At the Summer Reading Club this year we are reading two books. The younger group is listening to Lauren Child’s Clarice Bean, Don’t Look Now. The story is off to a rousing start as older sister Marcie overflows the bath. First the ceiling begins to drip on Grandpa. Then it collapses – and crushes the television. Oh no! Luckily Clarice Bean has words of wisdom from her favourite literary character, girl spy Ruby Redfort, to guide her: When you lose an important piece of equipment, improvise or seek out an alternative. Even more luckily, her best friend Betty Moody has her own tv in her bedroom. Problem solved! Except the stove was crushed too, and the family is going to have to live on toast forever.

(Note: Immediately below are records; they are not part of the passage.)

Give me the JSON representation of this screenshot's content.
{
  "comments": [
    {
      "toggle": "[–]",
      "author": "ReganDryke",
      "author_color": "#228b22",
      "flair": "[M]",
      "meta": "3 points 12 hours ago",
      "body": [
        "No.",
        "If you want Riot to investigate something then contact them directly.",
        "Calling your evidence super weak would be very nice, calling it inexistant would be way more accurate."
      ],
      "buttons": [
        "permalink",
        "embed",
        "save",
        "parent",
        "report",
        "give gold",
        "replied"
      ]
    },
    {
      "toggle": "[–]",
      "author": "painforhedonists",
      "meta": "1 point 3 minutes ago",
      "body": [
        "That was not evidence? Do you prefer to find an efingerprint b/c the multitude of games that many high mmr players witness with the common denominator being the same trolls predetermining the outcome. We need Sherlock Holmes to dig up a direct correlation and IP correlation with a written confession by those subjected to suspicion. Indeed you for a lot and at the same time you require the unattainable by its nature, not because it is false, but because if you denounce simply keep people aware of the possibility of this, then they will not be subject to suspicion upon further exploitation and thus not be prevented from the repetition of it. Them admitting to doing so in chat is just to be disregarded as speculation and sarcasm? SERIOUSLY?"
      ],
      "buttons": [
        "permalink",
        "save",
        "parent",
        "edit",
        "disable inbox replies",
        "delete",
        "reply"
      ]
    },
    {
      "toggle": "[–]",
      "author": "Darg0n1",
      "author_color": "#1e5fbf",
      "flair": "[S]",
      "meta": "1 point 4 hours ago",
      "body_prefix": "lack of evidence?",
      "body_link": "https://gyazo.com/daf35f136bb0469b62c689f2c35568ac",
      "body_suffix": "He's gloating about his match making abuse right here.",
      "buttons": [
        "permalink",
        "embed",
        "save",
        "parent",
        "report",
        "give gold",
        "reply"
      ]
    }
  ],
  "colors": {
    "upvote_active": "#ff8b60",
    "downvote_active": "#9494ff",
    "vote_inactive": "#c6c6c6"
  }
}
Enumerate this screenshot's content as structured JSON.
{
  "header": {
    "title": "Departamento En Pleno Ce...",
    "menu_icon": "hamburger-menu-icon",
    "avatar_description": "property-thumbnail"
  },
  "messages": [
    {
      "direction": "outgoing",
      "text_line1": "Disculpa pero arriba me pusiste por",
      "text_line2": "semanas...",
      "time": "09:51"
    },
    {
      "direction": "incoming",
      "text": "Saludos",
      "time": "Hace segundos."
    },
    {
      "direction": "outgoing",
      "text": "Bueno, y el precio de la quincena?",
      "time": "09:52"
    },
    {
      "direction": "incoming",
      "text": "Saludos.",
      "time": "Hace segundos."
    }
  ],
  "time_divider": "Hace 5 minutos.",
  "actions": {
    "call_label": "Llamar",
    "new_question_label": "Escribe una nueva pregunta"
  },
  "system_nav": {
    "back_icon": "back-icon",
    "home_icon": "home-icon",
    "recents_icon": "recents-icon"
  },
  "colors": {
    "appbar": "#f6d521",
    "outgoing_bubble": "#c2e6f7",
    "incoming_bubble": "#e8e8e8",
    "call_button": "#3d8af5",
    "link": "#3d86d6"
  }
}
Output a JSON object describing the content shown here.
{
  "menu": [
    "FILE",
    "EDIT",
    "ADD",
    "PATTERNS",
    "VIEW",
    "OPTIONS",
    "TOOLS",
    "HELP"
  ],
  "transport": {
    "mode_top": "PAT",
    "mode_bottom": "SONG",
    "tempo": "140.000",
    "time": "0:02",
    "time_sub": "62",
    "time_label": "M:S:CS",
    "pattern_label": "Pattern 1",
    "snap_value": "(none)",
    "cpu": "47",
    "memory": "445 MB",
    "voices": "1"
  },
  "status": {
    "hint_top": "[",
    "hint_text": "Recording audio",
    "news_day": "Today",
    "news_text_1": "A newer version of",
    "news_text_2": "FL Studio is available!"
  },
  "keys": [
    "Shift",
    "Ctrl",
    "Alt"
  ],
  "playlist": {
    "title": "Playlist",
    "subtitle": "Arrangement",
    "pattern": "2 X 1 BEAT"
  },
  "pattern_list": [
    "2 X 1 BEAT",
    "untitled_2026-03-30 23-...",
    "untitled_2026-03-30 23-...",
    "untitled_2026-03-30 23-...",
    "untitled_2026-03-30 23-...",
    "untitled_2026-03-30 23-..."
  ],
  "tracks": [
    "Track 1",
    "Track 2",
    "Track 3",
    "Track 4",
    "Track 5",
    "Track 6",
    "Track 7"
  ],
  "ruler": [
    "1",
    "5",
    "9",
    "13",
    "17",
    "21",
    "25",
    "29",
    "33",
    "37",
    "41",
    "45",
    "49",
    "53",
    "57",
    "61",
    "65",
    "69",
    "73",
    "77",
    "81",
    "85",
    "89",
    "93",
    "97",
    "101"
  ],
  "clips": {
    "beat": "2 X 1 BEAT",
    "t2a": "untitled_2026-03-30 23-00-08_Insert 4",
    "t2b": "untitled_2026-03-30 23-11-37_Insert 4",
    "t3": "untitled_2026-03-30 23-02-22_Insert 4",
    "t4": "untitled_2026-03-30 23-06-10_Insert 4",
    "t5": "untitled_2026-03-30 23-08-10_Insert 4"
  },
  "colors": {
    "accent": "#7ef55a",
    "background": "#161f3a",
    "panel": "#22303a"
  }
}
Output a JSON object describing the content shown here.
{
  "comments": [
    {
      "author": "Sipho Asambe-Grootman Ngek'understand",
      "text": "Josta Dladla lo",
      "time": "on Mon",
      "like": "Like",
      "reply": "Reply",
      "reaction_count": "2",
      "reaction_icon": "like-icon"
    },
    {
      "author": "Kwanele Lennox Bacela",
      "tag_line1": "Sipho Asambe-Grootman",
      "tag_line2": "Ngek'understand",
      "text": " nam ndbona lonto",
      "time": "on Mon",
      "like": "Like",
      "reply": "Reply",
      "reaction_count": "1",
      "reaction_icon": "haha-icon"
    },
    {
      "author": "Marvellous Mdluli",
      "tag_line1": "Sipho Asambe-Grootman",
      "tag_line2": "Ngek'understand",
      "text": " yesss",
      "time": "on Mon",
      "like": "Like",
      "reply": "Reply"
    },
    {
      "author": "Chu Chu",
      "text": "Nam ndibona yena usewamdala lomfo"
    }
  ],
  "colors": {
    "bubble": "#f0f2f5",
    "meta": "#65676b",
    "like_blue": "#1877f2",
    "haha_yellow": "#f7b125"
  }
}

The older group is hearing Cornelia Funke’s Ghost Knight, in which Jon, jealous of his new stepfather, makes himself so sulky and unpleasant at home that his mother sends him away to his late father’s boarding school in a famous cathedral town just dripping with history. Jon is determined to be as miserable as possible, but when the ghosts of three malevolent knights began haunting him, he finds himself drawn into a dark tragedy that unfolded around the cathedral back in the middle ages.